* **Data section**
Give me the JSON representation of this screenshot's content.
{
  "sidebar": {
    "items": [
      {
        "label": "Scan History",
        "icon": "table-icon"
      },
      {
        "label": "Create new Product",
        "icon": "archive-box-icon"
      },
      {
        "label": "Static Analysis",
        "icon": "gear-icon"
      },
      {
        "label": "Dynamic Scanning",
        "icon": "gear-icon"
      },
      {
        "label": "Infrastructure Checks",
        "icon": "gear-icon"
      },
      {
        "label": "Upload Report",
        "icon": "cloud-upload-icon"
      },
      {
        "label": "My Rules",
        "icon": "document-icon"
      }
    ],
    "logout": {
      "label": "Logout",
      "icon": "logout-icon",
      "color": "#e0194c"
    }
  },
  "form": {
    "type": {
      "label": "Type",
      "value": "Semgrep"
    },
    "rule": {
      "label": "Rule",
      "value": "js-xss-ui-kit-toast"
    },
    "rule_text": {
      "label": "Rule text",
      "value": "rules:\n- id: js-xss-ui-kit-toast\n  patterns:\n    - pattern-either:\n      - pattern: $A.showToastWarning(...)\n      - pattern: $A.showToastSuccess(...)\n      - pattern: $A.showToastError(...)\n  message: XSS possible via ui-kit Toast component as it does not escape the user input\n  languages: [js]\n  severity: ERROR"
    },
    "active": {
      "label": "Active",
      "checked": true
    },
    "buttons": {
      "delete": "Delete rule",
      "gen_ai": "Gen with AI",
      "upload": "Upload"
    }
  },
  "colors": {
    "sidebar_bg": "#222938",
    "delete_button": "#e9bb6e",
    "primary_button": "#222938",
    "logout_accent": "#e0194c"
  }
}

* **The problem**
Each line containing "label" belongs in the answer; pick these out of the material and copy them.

* **Solution to the exercise**
        "label": "Scan History",
        "label": "Create new Product",
        "label": "Static Analysis",
        "label": "Dynamic Scanning",
        "label": "Infrastructure Checks",
        "label": "Upload Report",
        "label": "My Rules",
      "label": "Logout",
      "label": "Type",
      "label": "Rule",
      "label": "Rule text",
      "label": "Active",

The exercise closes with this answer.